* INSTRUCTIONS FOR THE TASK *
Drop all images and give the records again exactly.

* RECORDS FOR THIS EXERCISE *
:::::
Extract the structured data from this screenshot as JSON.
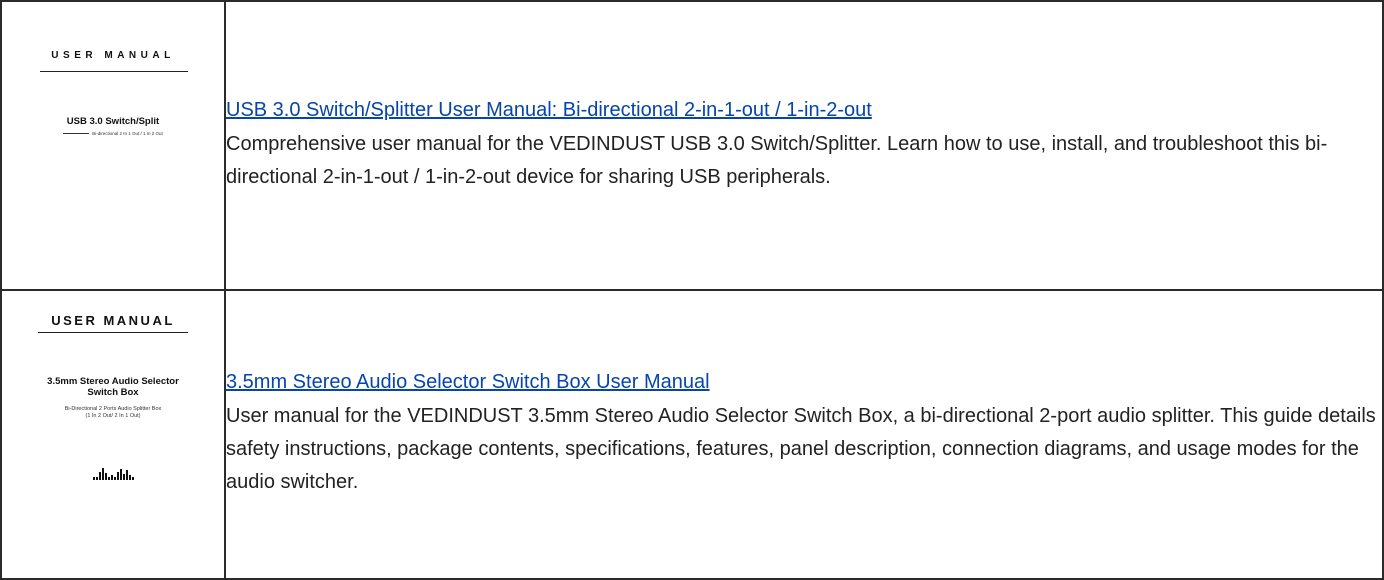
{
  "items": [
    {
      "thumbnail": {
        "heading": "USER MANUAL",
        "title": "USB 3.0 Switch/Split",
        "subtitle": "Bi-directional 2 In 1 Out / 1 In 2 Out"
      },
      "link_text": "USB 3.0 Switch/Splitter User Manual: Bi-directional 2-in-1-out / 1-in-2-out",
      "description": "Comprehensive user manual for the VEDINDUST USB 3.0 Switch/Splitter. Learn how to use, install, and troubleshoot this bi-directional 2-in-1-out / 1-in-2-out device for sharing USB peripherals."
    },
    {
      "thumbnail": {
        "heading": "USER MANUAL",
        "title_line1": "3.5mm Stereo Audio Selector",
        "title_line2": "Switch Box",
        "subtitle_line1": "Bi-Directional 2 Ports Audio Splitter Box",
        "subtitle_line2": "(1 In 2 Out/ 2 In 1 Out)",
        "logo_icon": "audio-level-bars-logo"
      },
      "link_text": "3.5mm Stereo Audio Selector Switch Box User Manual",
      "description": "User manual for the VEDINDUST 3.5mm Stereo Audio Selector Switch Box, a bi-directional 2-port audio splitter. This guide details safety instructions, package contents, specifications, features, panel description, connection diagrams, and usage modes for the audio switcher."
    }
  ],
  "colors": {
    "link": "#0645ad",
    "text": "#222222",
    "border": "#2b2b2b"
  }
}
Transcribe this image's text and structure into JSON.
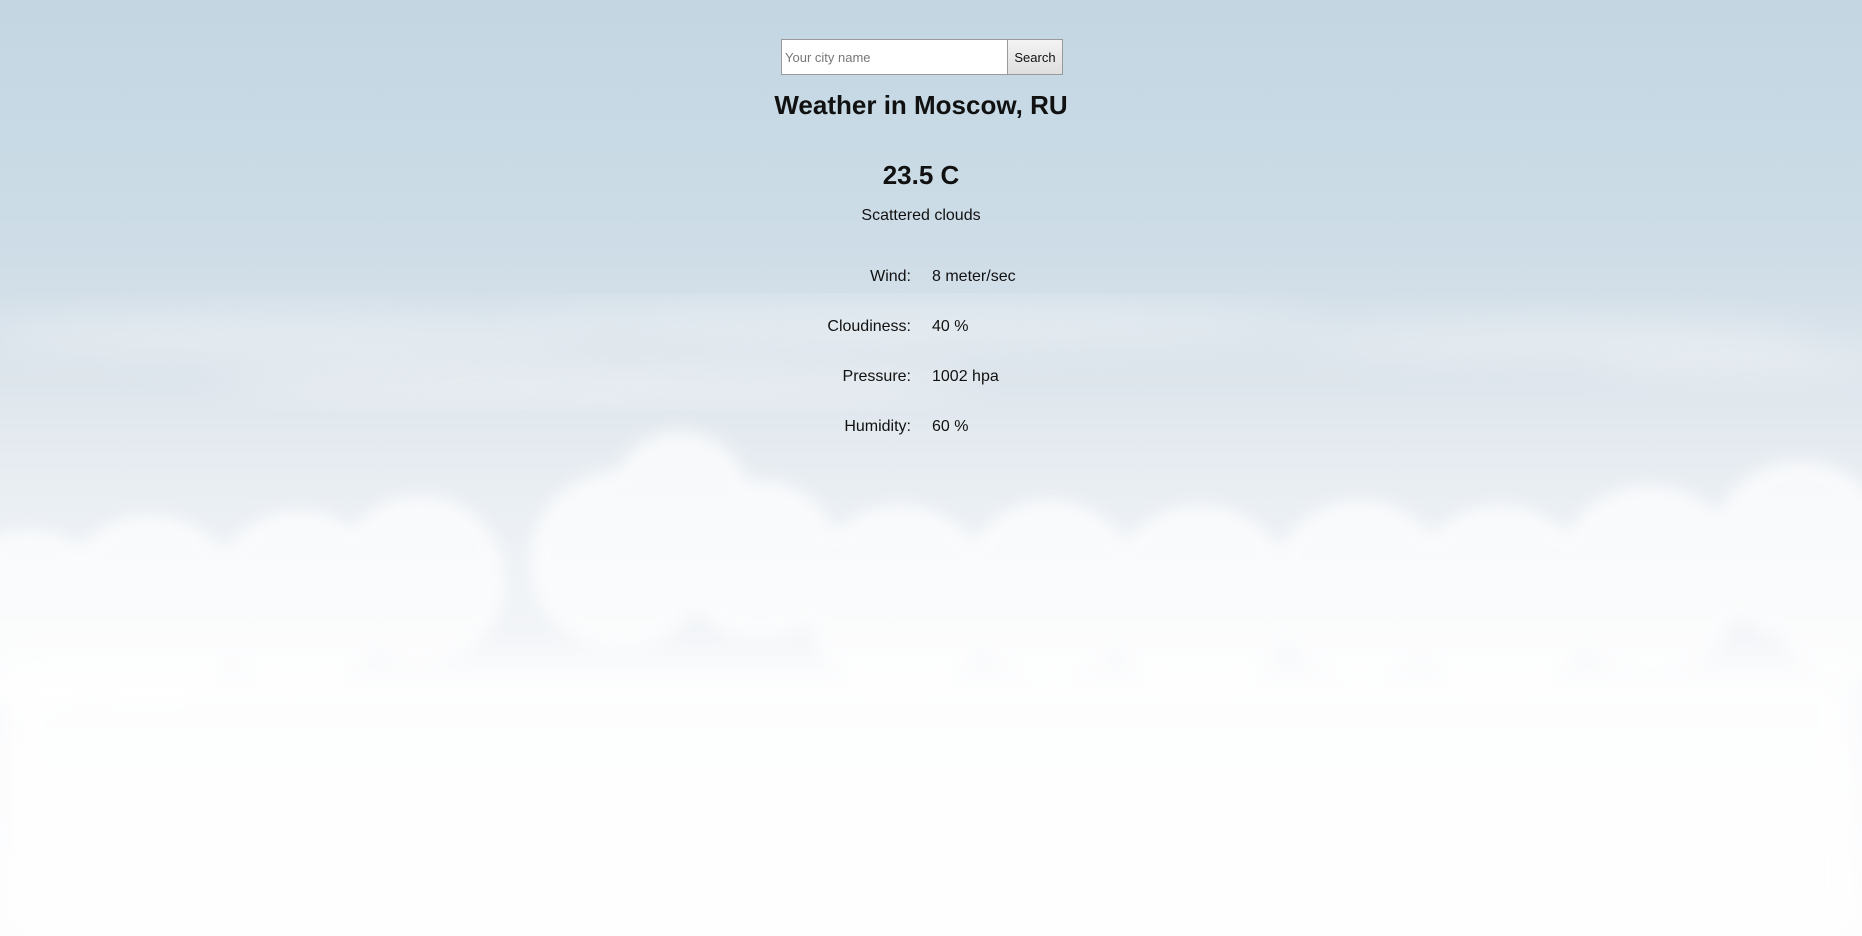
{
  "search": {
    "placeholder": "Your city name",
    "value": "",
    "button_label": "Search"
  },
  "weather": {
    "title": "Weather in Moscow, RU",
    "temperature": "23.5 C",
    "description": "Scattered clouds"
  },
  "details": [
    {
      "label": "Wind:",
      "value": "8 meter/sec"
    },
    {
      "label": "Cloudiness:",
      "value": "40 %"
    },
    {
      "label": "Pressure:",
      "value": "1002 hpa"
    },
    {
      "label": "Humidity:",
      "value": "60 %"
    }
  ],
  "colors": {
    "sky_top": "#c3d6e2",
    "sky_bottom": "#fcfcfd",
    "text": "#111111"
  }
}
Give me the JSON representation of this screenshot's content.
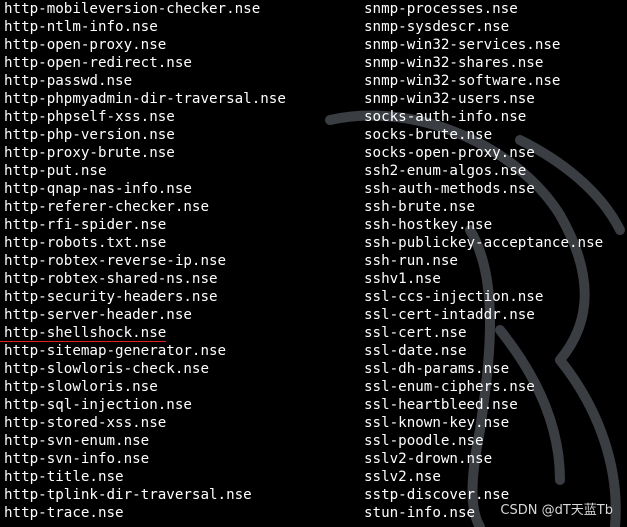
{
  "colors": {
    "background": "#000000",
    "text": "#ffffff",
    "underline": "#e02020",
    "logo_stroke": "#3a3d42"
  },
  "background_logo": "kali-dragon-watermark",
  "highlighted_entry": "http-shellshock.nse",
  "left_column": [
    "http-mobileversion-checker.nse",
    "http-ntlm-info.nse",
    "http-open-proxy.nse",
    "http-open-redirect.nse",
    "http-passwd.nse",
    "http-phpmyadmin-dir-traversal.nse",
    "http-phpself-xss.nse",
    "http-php-version.nse",
    "http-proxy-brute.nse",
    "http-put.nse",
    "http-qnap-nas-info.nse",
    "http-referer-checker.nse",
    "http-rfi-spider.nse",
    "http-robots.txt.nse",
    "http-robtex-reverse-ip.nse",
    "http-robtex-shared-ns.nse",
    "http-security-headers.nse",
    "http-server-header.nse",
    "http-shellshock.nse",
    "http-sitemap-generator.nse",
    "http-slowloris-check.nse",
    "http-slowloris.nse",
    "http-sql-injection.nse",
    "http-stored-xss.nse",
    "http-svn-enum.nse",
    "http-svn-info.nse",
    "http-title.nse",
    "http-tplink-dir-traversal.nse",
    "http-trace.nse"
  ],
  "right_column": [
    "snmp-processes.nse",
    "snmp-sysdescr.nse",
    "snmp-win32-services.nse",
    "snmp-win32-shares.nse",
    "snmp-win32-software.nse",
    "snmp-win32-users.nse",
    "socks-auth-info.nse",
    "socks-brute.nse",
    "socks-open-proxy.nse",
    "ssh2-enum-algos.nse",
    "ssh-auth-methods.nse",
    "ssh-brute.nse",
    "ssh-hostkey.nse",
    "ssh-publickey-acceptance.nse",
    "ssh-run.nse",
    "sshv1.nse",
    "ssl-ccs-injection.nse",
    "ssl-cert-intaddr.nse",
    "ssl-cert.nse",
    "ssl-date.nse",
    "ssl-dh-params.nse",
    "ssl-enum-ciphers.nse",
    "ssl-heartbleed.nse",
    "ssl-known-key.nse",
    "ssl-poodle.nse",
    "sslv2-drown.nse",
    "sslv2.nse",
    "sstp-discover.nse",
    "stun-info.nse"
  ],
  "watermark": "CSDN @dT天蓝Tb"
}
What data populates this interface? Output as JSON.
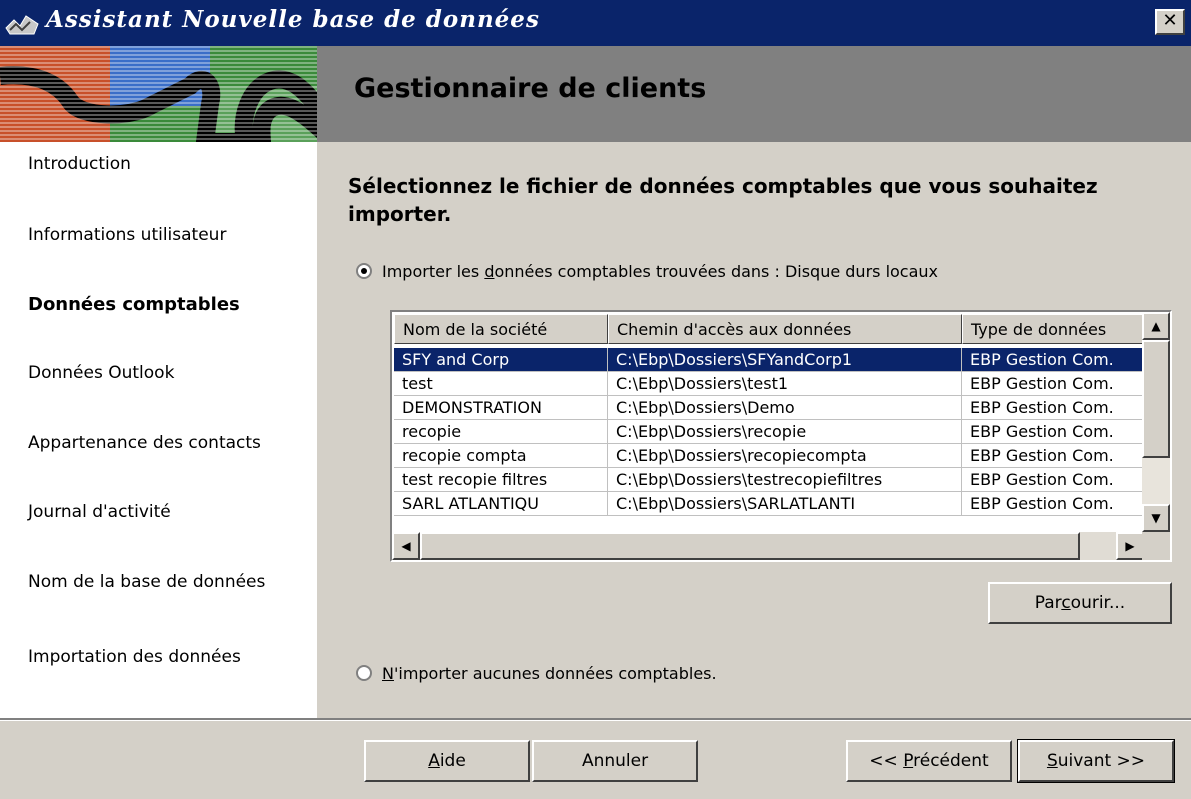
{
  "window": {
    "title": "Assistant Nouvelle base de données",
    "close_glyph": "✕",
    "icon": "wizard-icon"
  },
  "banner": {
    "title": "Gestionnaire de clients"
  },
  "steps": [
    {
      "label": "Introduction",
      "active": false
    },
    {
      "label": "Informations utilisateur",
      "active": false
    },
    {
      "label": "Données comptables",
      "active": true
    },
    {
      "label": "Données Outlook",
      "active": false
    },
    {
      "label": "Appartenance des contacts",
      "active": false
    },
    {
      "label": "Journal d'activité",
      "active": false
    },
    {
      "label": "Nom de la base de données",
      "active": false
    },
    {
      "label": "Importation des données",
      "active": false
    }
  ],
  "main": {
    "heading": "Sélectionnez le fichier de données comptables que vous souhaitez importer.",
    "option_import": {
      "pre": "Importer les ",
      "mnemonic": "d",
      "post": "onnées comptables trouvées dans : Disque durs locaux",
      "checked": true
    },
    "option_none": {
      "mnemonic": "N",
      "post": "'importer aucunes données comptables.",
      "checked": false
    }
  },
  "table": {
    "columns": [
      "Nom de la société",
      "Chemin d'accès aux données",
      "Type de données"
    ],
    "rows": [
      [
        "SFY and Corp",
        "C:\\Ebp\\Dossiers\\SFYandCorp1",
        "EBP Gestion Com."
      ],
      [
        "test",
        "C:\\Ebp\\Dossiers\\test1",
        "EBP Gestion Com."
      ],
      [
        "DEMONSTRATION",
        "C:\\Ebp\\Dossiers\\Demo",
        "EBP Gestion Com."
      ],
      [
        "recopie",
        "C:\\Ebp\\Dossiers\\recopie",
        "EBP Gestion Com."
      ],
      [
        "recopie compta",
        "C:\\Ebp\\Dossiers\\recopiecompta",
        "EBP Gestion Com."
      ],
      [
        "test recopie filtres",
        "C:\\Ebp\\Dossiers\\testrecopiefiltres",
        "EBP Gestion Com."
      ],
      [
        "SARL ATLANTIQU",
        "C:\\Ebp\\Dossiers\\SARLATLANTI",
        "EBP Gestion Com."
      ]
    ],
    "selected_row": 0
  },
  "buttons": {
    "browse": {
      "pre": "Par",
      "mnemonic": "c",
      "post": "ourir..."
    },
    "help": {
      "pre": "",
      "mnemonic": "A",
      "post": "ide"
    },
    "cancel": {
      "label": "Annuler"
    },
    "previous": {
      "pre": "<< ",
      "mnemonic": "P",
      "post": "récédent"
    },
    "next": {
      "pre": "",
      "mnemonic": "S",
      "post": "uivant >>"
    }
  },
  "colors": {
    "titlebar": "#0a246a",
    "selection": "#0a246a",
    "banner": "#808080",
    "face": "#d4d0c8"
  }
}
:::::
* YOUR SOLUTION *
Extract the structured data from this screenshot as JSON.
{
  "items": [
    {
      "thumbnail": {
        "heading": "USER MANUAL",
        "title": "USB 3.0 Switch/Split",
        "subtitle": "Bi-directional 2 In 1 Out / 1 In 2 Out"
      },
      "link_text": "USB 3.0 Switch/Splitter User Manual: Bi-directional 2-in-1-out / 1-in-2-out",
      "description": "Comprehensive user manual for the VEDINDUST USB 3.0 Switch/Splitter. Learn how to use, install, and troubleshoot this bi-directional 2-in-1-out / 1-in-2-out device for sharing USB peripherals."
    },
    {
      "thumbnail": {
        "heading": "USER MANUAL",
        "title_line1": "3.5mm Stereo Audio Selector",
        "title_line2": "Switch Box",
        "subtitle_line1": "Bi-Directional 2 Ports Audio Splitter Box",
        "subtitle_line2": "(1 In 2 Out/ 2 In 1 Out)",
        "logo_icon": "audio-level-bars-logo"
      },
      "link_text": "3.5mm Stereo Audio Selector Switch Box User Manual",
      "description": "User manual for the VEDINDUST 3.5mm Stereo Audio Selector Switch Box, a bi-directional 2-port audio splitter. This guide details safety instructions, package contents, specifications, features, panel description, connection diagrams, and usage modes for the audio switcher."
    }
  ],
  "colors": {
    "link": "#0645ad",
    "text": "#222222",
    "border": "#2b2b2b"
  }
}
Transcribe this image's text and structure into JSON.
{
  "search": {
    "placeholder": "Your city name",
    "value": "",
    "button_label": "Search"
  },
  "weather": {
    "title": "Weather in Moscow, RU",
    "temperature": "23.5 C",
    "description": "Scattered clouds"
  },
  "details": [
    {
      "label": "Wind:",
      "value": "8 meter/sec"
    },
    {
      "label": "Cloudiness:",
      "value": "40 %"
    },
    {
      "label": "Pressure:",
      "value": "1002 hpa"
    },
    {
      "label": "Humidity:",
      "value": "60 %"
    }
  ],
  "colors": {
    "sky_top": "#c3d6e2",
    "sky_bottom": "#fcfcfd",
    "text": "#111111"
  }
}
Give me the JSON representation of this screenshot's content.
{
  "colors": {
    "background": "#000000",
    "text": "#ffffff",
    "underline": "#e02020",
    "logo_stroke": "#3a3d42"
  },
  "background_logo": "kali-dragon-watermark",
  "highlighted_entry": "http-shellshock.nse",
  "left_column": [
    "http-mobileversion-checker.nse",
    "http-ntlm-info.nse",
    "http-open-proxy.nse",
    "http-open-redirect.nse",
    "http-passwd.nse",
    "http-phpmyadmin-dir-traversal.nse",
    "http-phpself-xss.nse",
    "http-php-version.nse",
    "http-proxy-brute.nse",
    "http-put.nse",
    "http-qnap-nas-info.nse",
    "http-referer-checker.nse",
    "http-rfi-spider.nse",
    "http-robots.txt.nse",
    "http-robtex-reverse-ip.nse",
    "http-robtex-shared-ns.nse",
    "http-security-headers.nse",
    "http-server-header.nse",
    "http-shellshock.nse",
    "http-sitemap-generator.nse",
    "http-slowloris-check.nse",
    "http-slowloris.nse",
    "http-sql-injection.nse",
    "http-stored-xss.nse",
    "http-svn-enum.nse",
    "http-svn-info.nse",
    "http-title.nse",
    "http-tplink-dir-traversal.nse",
    "http-trace.nse"
  ],
  "right_column": [
    "snmp-processes.nse",
    "snmp-sysdescr.nse",
    "snmp-win32-services.nse",
    "snmp-win32-shares.nse",
    "snmp-win32-software.nse",
    "snmp-win32-users.nse",
    "socks-auth-info.nse",
    "socks-brute.nse",
    "socks-open-proxy.nse",
    "ssh2-enum-algos.nse",
    "ssh-auth-methods.nse",
    "ssh-brute.nse",
    "ssh-hostkey.nse",
    "ssh-publickey-acceptance.nse",
    "ssh-run.nse",
    "sshv1.nse",
    "ssl-ccs-injection.nse",
    "ssl-cert-intaddr.nse",
    "ssl-cert.nse",
    "ssl-date.nse",
    "ssl-dh-params.nse",
    "ssl-enum-ciphers.nse",
    "ssl-heartbleed.nse",
    "ssl-known-key.nse",
    "ssl-poodle.nse",
    "sslv2-drown.nse",
    "sslv2.nse",
    "sstp-discover.nse",
    "stun-info.nse"
  ],
  "watermark": "CSDN @dT天蓝Tb"
}
What data populates this interface? Output as JSON.
{
  "window": {
    "title": "Assistant Nouvelle base de données",
    "close_glyph": "✕",
    "icon": "wizard-icon"
  },
  "banner": {
    "title": "Gestionnaire de clients"
  },
  "steps": [
    {
      "label": "Introduction",
      "active": false
    },
    {
      "label": "Informations utilisateur",
      "active": false
    },
    {
      "label": "Données comptables",
      "active": true
    },
    {
      "label": "Données Outlook",
      "active": false
    },
    {
      "label": "Appartenance des contacts",
      "active": false
    },
    {
      "label": "Journal d'activité",
      "active": false
    },
    {
      "label": "Nom de la base de données",
      "active": false
    },
    {
      "label": "Importation des données",
      "active": false
    }
  ],
  "main": {
    "heading": "Sélectionnez le fichier de données comptables que vous souhaitez importer.",
    "option_import": {
      "pre": "Importer les ",
      "mnemonic": "d",
      "post": "onnées comptables trouvées dans : Disque durs locaux",
      "checked": true
    },
    "option_none": {
      "mnemonic": "N",
      "post": "'importer aucunes données comptables.",
      "checked": false
    }
  },
  "table": {
    "columns": [
      "Nom de la société",
      "Chemin d'accès aux données",
      "Type de données"
    ],
    "rows": [
      [
        "SFY and Corp",
        "C:\\Ebp\\Dossiers\\SFYandCorp1",
        "EBP Gestion Com."
      ],
      [
        "test",
        "C:\\Ebp\\Dossiers\\test1",
        "EBP Gestion Com."
      ],
      [
        "DEMONSTRATION",
        "C:\\Ebp\\Dossiers\\Demo",
        "EBP Gestion Com."
      ],
      [
        "recopie",
        "C:\\Ebp\\Dossiers\\recopie",
        "EBP Gestion Com."
      ],
      [
        "recopie compta",
        "C:\\Ebp\\Dossiers\\recopiecompta",
        "EBP Gestion Com."
      ],
      [
        "test recopie filtres",
        "C:\\Ebp\\Dossiers\\testrecopiefiltres",
        "EBP Gestion Com."
      ],
      [
        "SARL ATLANTIQU",
        "C:\\Ebp\\Dossiers\\SARLATLANTI",
        "EBP Gestion Com."
      ]
    ],
    "selected_row": 0
  },
  "buttons": {
    "browse": {
      "pre": "Par",
      "mnemonic": "c",
      "post": "ourir..."
    },
    "help": {
      "pre": "",
      "mnemonic": "A",
      "post": "ide"
    },
    "cancel": {
      "label": "Annuler"
    },
    "previous": {
      "pre": "<< ",
      "mnemonic": "P",
      "post": "récédent"
    },
    "next": {
      "pre": "",
      "mnemonic": "S",
      "post": "uivant >>"
    }
  },
  "colors": {
    "titlebar": "#0a246a",
    "selection": "#0a246a",
    "banner": "#808080",
    "face": "#d4d0c8"
  }
}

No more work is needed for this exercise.